* **PROBLEM DESCRIPTION**
Write out everything in the records exactly, apart from the pictures.

* **DATA SUPPLIED**
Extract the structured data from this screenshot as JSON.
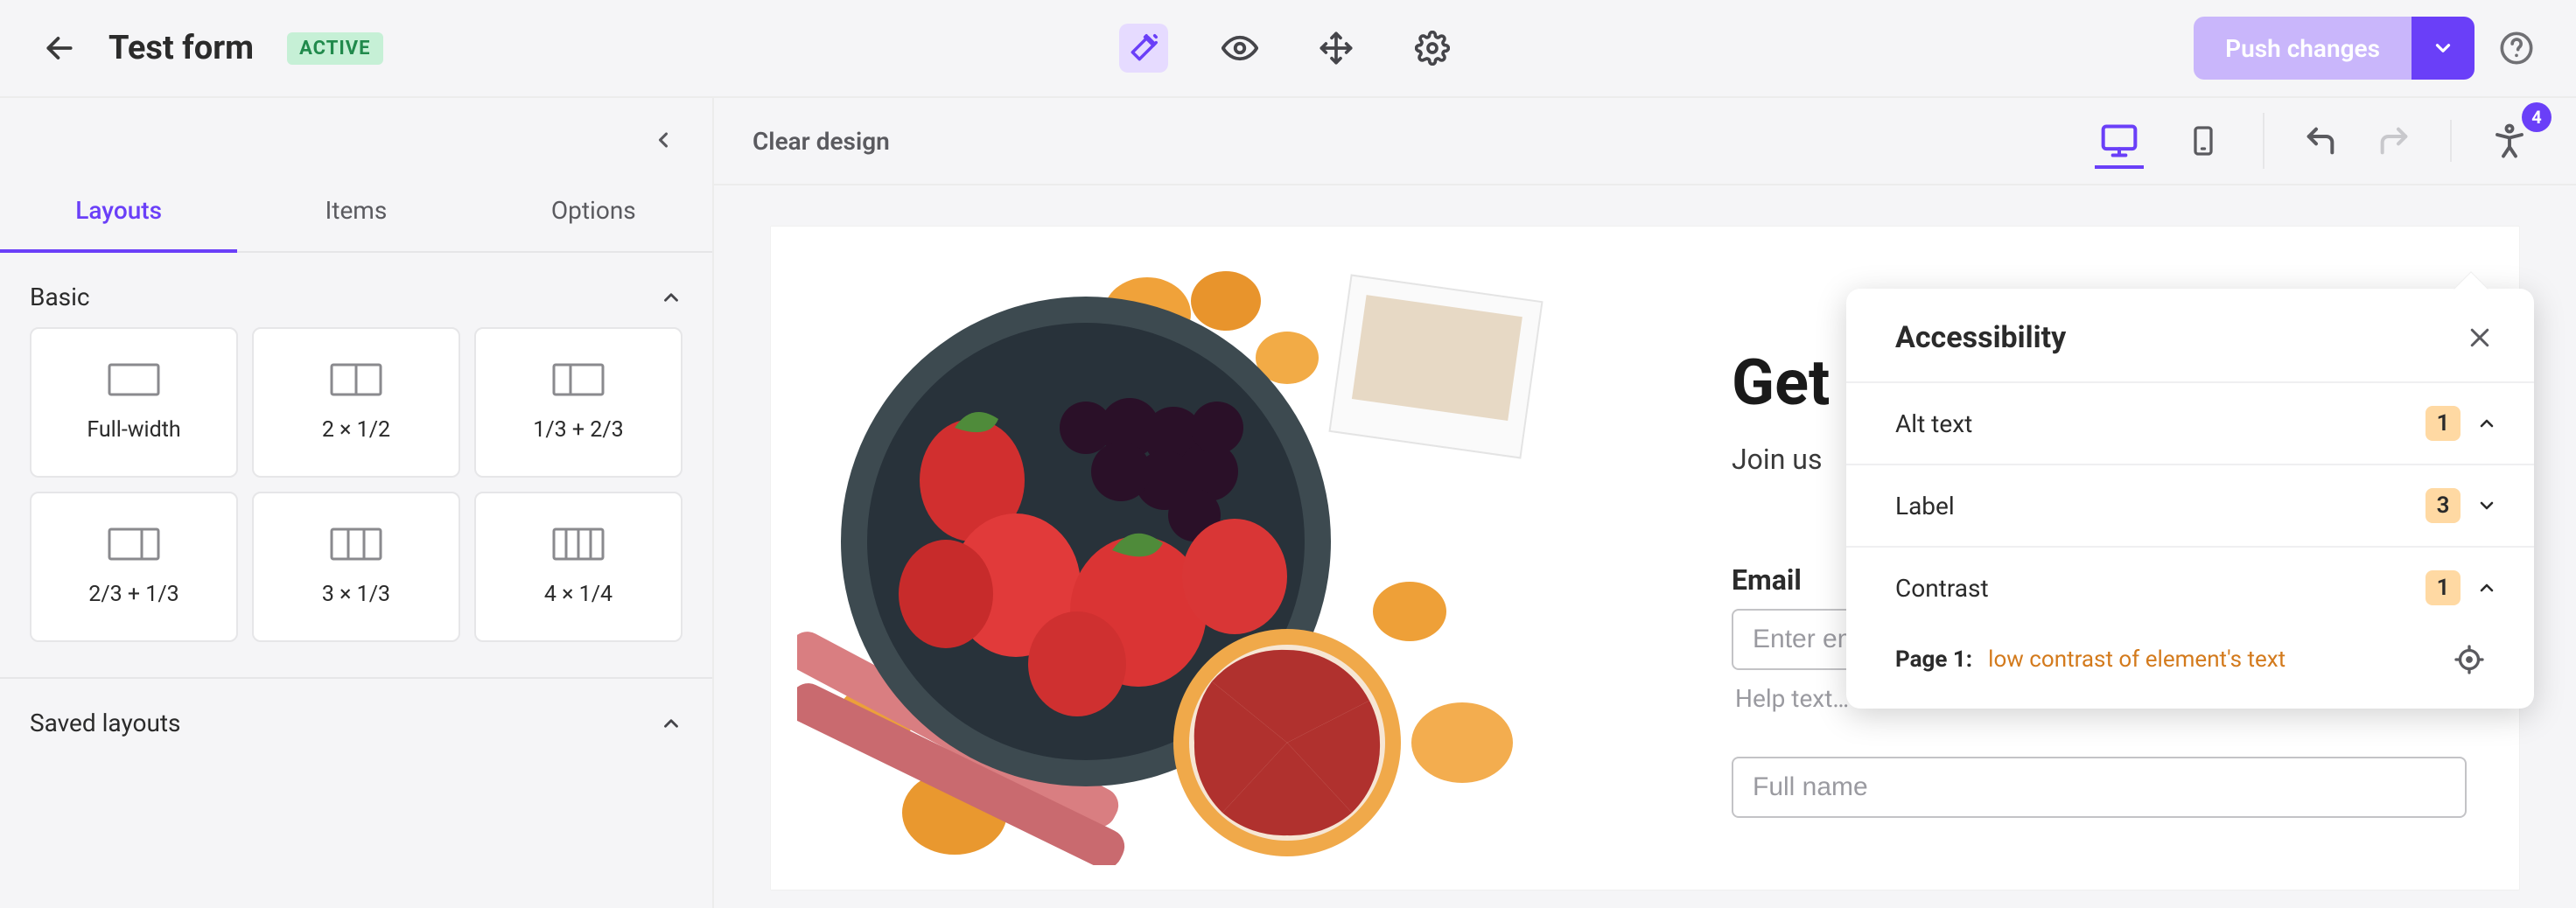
{
  "header": {
    "title": "Test form",
    "badge": "ACTIVE",
    "push_label": "Push changes",
    "access_badge": "4"
  },
  "sidebar": {
    "tabs": {
      "layouts": "Layouts",
      "items": "Items",
      "options": "Options"
    },
    "section_basic": "Basic",
    "layouts": {
      "full": "Full-width",
      "h2": "2 × 1/2",
      "t13_23": "1/3 + 2/3",
      "t23_13": "2/3 + 1/3",
      "h3": "3 × 1/3",
      "q4": "4 × 1/4"
    },
    "section_saved": "Saved layouts"
  },
  "toolbar": {
    "clear": "Clear design"
  },
  "preview": {
    "heading": "Get I",
    "sub": "Join us",
    "email_label": "Email",
    "email_placeholder": "Enter email",
    "help": "Help text…",
    "fullname_placeholder": "Full name"
  },
  "a11y": {
    "title": "Accessibility",
    "rows": {
      "alt": {
        "label": "Alt text",
        "count": "1"
      },
      "label": {
        "label": "Label",
        "count": "3"
      },
      "contrast": {
        "label": "Contrast",
        "count": "1"
      }
    },
    "issue": {
      "page": "Page 1:",
      "msg": "low contrast of element's text"
    }
  }
}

* **RESPONSE TO THE TASK**
Extract the structured data from this screenshot as JSON.
{
  "header": {
    "title": "Test form",
    "badge": "ACTIVE",
    "push_label": "Push changes",
    "access_badge": "4"
  },
  "sidebar": {
    "tabs": {
      "layouts": "Layouts",
      "items": "Items",
      "options": "Options"
    },
    "section_basic": "Basic",
    "layouts": {
      "full": "Full-width",
      "h2": "2 × 1/2",
      "t13_23": "1/3 + 2/3",
      "t23_13": "2/3 + 1/3",
      "h3": "3 × 1/3",
      "q4": "4 × 1/4"
    },
    "section_saved": "Saved layouts"
  },
  "toolbar": {
    "clear": "Clear design"
  },
  "preview": {
    "heading": "Get I",
    "sub": "Join us",
    "email_label": "Email",
    "email_placeholder": "Enter email",
    "help": "Help text…",
    "fullname_placeholder": "Full name"
  },
  "a11y": {
    "title": "Accessibility",
    "rows": {
      "alt": {
        "label": "Alt text",
        "count": "1"
      },
      "label": {
        "label": "Label",
        "count": "3"
      },
      "contrast": {
        "label": "Contrast",
        "count": "1"
      }
    },
    "issue": {
      "page": "Page 1:",
      "msg": "low contrast of element's text"
    }
  }
}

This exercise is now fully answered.